### WORK INSTRUCTION
A single number is the answer: the count of lines in these records with "JSON" in them.

Dataset rows describing interfaces:

★ ★ ★

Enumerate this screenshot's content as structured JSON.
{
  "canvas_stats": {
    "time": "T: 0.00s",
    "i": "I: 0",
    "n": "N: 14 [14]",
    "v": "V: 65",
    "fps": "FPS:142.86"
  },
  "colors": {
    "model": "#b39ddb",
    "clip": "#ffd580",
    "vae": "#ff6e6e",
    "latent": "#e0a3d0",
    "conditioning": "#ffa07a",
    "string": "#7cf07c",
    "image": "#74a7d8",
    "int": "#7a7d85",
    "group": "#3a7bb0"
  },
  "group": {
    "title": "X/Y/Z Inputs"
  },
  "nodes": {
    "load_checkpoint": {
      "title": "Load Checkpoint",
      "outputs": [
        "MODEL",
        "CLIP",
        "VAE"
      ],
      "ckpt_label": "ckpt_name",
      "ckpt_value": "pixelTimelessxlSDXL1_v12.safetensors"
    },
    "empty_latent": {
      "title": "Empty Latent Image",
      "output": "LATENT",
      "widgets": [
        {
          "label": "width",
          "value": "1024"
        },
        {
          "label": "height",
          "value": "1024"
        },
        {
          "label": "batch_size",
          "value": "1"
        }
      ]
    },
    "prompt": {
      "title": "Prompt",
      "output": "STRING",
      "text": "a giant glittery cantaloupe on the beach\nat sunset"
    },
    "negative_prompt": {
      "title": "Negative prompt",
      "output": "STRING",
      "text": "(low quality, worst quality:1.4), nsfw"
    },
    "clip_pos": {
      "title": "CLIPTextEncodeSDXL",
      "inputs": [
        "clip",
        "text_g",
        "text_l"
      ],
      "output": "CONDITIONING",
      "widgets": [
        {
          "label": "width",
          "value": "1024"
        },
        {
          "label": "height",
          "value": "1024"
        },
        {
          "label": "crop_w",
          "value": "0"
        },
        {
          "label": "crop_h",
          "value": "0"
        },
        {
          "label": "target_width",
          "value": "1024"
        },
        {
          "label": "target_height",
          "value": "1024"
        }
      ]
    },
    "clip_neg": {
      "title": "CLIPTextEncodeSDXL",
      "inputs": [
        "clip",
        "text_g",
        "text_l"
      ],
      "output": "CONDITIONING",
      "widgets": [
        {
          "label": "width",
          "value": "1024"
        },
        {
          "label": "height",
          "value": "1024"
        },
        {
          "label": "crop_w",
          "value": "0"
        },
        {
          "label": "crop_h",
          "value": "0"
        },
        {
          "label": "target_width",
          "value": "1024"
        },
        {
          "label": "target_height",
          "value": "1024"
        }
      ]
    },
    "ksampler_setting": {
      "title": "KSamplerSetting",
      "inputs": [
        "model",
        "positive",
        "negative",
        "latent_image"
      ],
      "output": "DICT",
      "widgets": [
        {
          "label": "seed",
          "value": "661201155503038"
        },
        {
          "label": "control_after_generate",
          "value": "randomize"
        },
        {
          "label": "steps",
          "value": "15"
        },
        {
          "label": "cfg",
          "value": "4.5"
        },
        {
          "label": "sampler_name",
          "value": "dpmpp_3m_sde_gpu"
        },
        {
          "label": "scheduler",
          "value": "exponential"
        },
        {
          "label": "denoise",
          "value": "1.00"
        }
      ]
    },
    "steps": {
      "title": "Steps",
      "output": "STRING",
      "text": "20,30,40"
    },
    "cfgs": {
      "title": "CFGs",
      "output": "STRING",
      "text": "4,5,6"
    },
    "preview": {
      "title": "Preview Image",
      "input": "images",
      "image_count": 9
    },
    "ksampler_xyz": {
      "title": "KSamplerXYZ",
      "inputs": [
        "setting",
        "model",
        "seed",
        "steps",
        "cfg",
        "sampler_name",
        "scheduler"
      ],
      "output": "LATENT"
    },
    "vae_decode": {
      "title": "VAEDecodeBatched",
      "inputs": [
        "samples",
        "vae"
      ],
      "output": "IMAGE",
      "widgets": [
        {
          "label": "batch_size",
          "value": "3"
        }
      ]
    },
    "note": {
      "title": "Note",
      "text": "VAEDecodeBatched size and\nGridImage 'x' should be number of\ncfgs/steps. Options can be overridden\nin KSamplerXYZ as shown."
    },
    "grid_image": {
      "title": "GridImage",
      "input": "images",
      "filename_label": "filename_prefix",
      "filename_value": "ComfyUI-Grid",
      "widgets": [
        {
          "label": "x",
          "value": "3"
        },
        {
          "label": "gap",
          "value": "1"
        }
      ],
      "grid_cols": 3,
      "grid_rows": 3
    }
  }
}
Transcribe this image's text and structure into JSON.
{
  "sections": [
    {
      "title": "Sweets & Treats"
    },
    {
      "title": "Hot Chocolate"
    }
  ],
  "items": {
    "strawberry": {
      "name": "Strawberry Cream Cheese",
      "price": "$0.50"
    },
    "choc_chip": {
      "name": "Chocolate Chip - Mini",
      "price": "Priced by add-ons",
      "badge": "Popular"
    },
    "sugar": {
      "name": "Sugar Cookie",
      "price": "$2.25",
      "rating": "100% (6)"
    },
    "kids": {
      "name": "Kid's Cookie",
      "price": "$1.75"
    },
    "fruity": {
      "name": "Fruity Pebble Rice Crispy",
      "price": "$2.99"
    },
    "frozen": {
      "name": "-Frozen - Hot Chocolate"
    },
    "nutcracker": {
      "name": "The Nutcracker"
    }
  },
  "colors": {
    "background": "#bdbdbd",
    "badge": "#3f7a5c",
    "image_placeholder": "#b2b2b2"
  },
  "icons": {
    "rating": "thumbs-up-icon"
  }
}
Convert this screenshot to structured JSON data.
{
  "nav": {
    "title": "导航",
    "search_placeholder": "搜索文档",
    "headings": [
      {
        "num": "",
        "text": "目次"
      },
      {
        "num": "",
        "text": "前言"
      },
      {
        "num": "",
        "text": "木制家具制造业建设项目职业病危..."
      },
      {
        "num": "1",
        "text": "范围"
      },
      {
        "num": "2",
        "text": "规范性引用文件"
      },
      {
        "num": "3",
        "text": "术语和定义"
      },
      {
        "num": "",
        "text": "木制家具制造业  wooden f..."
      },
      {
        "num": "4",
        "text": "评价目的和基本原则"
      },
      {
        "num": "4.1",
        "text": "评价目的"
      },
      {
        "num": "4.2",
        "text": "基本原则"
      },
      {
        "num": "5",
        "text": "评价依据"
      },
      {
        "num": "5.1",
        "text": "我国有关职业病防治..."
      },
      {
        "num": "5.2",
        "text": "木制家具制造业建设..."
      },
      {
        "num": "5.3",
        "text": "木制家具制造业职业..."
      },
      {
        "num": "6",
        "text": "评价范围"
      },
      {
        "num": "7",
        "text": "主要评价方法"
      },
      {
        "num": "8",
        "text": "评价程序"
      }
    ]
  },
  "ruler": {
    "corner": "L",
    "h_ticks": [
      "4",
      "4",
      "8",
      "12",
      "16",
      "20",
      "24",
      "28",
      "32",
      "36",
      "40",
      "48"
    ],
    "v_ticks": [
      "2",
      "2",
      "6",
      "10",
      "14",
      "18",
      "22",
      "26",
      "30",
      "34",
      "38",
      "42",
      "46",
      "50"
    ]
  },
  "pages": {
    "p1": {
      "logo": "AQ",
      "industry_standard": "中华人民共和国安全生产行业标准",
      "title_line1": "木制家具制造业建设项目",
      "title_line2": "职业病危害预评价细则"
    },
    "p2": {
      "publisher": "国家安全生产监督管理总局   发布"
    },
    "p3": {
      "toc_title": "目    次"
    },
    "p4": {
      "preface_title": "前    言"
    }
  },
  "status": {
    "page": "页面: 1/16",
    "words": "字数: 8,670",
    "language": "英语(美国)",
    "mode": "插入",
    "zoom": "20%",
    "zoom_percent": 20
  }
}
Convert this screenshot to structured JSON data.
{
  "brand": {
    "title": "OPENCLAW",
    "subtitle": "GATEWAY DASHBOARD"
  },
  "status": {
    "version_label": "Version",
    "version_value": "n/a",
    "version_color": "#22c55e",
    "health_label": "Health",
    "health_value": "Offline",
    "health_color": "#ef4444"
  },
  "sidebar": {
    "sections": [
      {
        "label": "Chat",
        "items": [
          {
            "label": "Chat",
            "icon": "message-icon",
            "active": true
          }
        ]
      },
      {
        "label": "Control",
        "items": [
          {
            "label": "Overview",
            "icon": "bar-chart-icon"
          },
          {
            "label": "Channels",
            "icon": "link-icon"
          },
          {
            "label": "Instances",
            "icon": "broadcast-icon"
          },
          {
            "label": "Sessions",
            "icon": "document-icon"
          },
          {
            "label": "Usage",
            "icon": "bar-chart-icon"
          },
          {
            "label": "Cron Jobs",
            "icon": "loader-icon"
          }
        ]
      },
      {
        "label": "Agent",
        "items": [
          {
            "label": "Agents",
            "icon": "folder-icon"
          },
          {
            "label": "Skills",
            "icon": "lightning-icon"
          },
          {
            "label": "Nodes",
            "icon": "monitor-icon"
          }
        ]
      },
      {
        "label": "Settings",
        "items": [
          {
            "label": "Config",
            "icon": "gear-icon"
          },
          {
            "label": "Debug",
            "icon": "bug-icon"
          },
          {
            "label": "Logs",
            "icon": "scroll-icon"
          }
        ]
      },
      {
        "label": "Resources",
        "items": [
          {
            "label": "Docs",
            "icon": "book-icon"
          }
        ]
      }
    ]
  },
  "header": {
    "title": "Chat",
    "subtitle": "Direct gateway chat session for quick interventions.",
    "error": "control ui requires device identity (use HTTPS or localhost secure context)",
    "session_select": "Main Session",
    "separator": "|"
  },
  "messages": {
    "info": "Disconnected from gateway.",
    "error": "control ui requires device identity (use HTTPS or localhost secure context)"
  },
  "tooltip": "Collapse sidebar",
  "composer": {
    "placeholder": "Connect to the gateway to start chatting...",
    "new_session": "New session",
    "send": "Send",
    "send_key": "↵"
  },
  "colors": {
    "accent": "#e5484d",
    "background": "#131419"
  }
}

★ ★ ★

### TASK RESPONSE
4